Just when the fire is hot there is only one thing to do, throw some fuel on it. I never was a very good boy scout.
According to Forbes the Marlins franchise increased in value during the present recession.
Major League Baseball where rich clubs help the poor through revenue sharing, suffered a classic middle-class squeeze. Valuation gains showed up in the top six spots and in seven of the bottom nine. But those in the middle--clubs like Atlanta, San Francisco, Texas and Cleveland--lost value.
"It's easier to revive a small-market club, where you can get young (and cheap) guys that play well together," says Tilliss. Example: The Florida Marlins, who went young and cheap and contended for much of the season on a low payroll, saw an 8% jump in value.
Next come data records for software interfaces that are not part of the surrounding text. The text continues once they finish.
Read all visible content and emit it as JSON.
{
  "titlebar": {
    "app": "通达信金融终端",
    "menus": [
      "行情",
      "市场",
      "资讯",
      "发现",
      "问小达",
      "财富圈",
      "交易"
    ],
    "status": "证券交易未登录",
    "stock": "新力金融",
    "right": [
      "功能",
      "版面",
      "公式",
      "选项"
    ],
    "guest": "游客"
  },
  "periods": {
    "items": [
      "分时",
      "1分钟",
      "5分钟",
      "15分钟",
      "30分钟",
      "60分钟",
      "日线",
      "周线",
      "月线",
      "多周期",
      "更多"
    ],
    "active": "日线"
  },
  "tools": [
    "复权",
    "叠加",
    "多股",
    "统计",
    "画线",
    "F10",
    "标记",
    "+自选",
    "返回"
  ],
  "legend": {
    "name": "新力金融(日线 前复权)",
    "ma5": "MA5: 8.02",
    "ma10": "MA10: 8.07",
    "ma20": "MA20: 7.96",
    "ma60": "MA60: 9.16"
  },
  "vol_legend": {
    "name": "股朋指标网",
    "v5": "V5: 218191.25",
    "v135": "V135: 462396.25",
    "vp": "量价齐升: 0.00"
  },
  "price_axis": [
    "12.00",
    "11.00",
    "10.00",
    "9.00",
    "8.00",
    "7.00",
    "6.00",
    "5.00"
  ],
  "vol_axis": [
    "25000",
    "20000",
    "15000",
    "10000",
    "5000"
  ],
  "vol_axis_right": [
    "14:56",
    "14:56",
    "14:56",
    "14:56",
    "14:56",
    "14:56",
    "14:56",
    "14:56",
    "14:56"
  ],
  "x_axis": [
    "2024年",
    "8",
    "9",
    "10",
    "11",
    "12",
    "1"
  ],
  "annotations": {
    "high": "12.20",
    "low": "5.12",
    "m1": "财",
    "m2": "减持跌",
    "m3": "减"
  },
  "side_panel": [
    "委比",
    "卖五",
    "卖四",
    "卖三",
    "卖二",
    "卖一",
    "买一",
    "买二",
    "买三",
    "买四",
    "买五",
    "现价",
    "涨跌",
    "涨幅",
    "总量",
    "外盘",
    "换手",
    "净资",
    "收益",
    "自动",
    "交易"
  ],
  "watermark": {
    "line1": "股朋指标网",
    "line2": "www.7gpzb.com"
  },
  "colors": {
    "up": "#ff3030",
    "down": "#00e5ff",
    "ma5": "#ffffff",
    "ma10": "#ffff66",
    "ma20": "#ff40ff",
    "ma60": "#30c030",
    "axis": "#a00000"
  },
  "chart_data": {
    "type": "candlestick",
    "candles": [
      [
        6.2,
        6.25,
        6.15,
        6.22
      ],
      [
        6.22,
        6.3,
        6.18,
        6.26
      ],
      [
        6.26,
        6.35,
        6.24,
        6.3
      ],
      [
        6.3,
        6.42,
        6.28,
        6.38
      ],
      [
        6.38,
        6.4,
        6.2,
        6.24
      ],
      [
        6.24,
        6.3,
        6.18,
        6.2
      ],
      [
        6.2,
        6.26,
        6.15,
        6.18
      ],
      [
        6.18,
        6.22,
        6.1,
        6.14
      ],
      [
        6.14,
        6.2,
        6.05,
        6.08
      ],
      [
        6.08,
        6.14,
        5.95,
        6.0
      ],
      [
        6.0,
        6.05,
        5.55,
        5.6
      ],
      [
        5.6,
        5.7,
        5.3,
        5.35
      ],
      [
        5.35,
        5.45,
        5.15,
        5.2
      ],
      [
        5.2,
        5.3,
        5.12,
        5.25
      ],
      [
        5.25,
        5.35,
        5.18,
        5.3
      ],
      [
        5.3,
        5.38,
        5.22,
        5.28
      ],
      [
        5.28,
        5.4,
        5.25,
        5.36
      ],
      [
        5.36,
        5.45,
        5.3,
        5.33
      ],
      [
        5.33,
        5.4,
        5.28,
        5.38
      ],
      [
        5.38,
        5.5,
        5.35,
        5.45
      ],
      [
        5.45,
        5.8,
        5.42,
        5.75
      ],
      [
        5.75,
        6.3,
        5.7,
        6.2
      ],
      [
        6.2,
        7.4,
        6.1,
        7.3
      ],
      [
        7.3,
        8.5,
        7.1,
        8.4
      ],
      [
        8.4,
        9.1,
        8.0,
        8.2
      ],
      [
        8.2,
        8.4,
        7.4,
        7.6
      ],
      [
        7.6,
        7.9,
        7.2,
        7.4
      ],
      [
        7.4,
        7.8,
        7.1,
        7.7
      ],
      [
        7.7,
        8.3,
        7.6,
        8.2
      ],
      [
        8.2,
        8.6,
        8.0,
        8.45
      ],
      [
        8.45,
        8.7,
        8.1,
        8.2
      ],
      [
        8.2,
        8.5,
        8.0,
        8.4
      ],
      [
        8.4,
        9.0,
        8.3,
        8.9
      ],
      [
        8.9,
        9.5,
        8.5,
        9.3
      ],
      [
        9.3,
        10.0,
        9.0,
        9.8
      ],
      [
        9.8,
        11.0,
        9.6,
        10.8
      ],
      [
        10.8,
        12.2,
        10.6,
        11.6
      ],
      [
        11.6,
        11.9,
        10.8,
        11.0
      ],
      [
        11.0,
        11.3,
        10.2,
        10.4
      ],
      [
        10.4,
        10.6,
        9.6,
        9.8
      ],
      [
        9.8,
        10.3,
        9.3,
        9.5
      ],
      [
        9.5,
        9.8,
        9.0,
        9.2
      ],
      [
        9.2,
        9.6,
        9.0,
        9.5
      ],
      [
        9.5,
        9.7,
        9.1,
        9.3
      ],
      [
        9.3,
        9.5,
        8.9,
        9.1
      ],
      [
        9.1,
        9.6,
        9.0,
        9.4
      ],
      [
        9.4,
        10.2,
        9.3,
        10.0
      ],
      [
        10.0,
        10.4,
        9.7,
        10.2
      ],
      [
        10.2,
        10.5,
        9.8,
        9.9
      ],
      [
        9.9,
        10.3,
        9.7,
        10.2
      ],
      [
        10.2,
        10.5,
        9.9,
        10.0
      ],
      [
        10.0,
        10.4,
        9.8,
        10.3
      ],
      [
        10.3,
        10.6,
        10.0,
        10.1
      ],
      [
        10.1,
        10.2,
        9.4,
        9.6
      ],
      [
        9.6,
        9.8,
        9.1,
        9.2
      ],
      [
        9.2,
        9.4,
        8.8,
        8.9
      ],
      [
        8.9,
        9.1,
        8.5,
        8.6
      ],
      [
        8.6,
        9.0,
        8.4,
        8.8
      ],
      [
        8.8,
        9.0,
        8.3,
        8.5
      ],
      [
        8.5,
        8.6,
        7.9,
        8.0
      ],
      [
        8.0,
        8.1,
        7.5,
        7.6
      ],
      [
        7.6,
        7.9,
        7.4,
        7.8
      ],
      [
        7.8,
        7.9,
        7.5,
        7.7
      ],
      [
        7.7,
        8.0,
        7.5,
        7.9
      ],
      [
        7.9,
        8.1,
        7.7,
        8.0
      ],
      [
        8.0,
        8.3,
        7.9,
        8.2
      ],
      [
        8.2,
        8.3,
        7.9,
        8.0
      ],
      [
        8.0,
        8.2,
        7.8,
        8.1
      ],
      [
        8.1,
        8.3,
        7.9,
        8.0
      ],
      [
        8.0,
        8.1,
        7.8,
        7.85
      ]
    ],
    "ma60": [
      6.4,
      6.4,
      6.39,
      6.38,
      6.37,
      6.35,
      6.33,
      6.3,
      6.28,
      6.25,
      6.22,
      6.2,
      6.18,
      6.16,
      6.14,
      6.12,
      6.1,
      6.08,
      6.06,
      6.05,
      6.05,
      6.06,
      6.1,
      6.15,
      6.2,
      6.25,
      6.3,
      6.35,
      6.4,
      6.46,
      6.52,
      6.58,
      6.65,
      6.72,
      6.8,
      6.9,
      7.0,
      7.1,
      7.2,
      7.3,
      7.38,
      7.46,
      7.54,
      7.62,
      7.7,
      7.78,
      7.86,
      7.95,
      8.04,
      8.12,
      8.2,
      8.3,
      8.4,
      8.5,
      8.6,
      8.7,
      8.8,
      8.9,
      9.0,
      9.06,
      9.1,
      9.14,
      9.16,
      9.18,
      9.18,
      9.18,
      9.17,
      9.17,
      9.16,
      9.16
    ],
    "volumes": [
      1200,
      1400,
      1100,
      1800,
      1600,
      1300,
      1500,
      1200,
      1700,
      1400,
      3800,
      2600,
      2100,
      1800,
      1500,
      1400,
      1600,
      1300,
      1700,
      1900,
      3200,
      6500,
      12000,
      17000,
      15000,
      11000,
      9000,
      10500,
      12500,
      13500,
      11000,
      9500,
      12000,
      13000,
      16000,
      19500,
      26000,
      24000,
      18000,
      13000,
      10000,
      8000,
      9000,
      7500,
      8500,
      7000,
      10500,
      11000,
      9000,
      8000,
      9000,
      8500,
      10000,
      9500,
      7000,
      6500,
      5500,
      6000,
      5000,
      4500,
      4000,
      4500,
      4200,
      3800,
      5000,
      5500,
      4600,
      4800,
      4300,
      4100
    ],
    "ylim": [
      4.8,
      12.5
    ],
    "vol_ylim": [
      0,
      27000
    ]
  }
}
The San Francisco Giants, still trying to carve out a post-Barry Bonds identity, patched a veteran roster together and lost 5% of their value.
Wall Street would love the Marlins business model.
MLB isn't the only sports league that has revenue sharing as implied by the article.
I'm running out of time here, but I have a lot more to say on this subject. Maybe later today. Maybe not. We will see.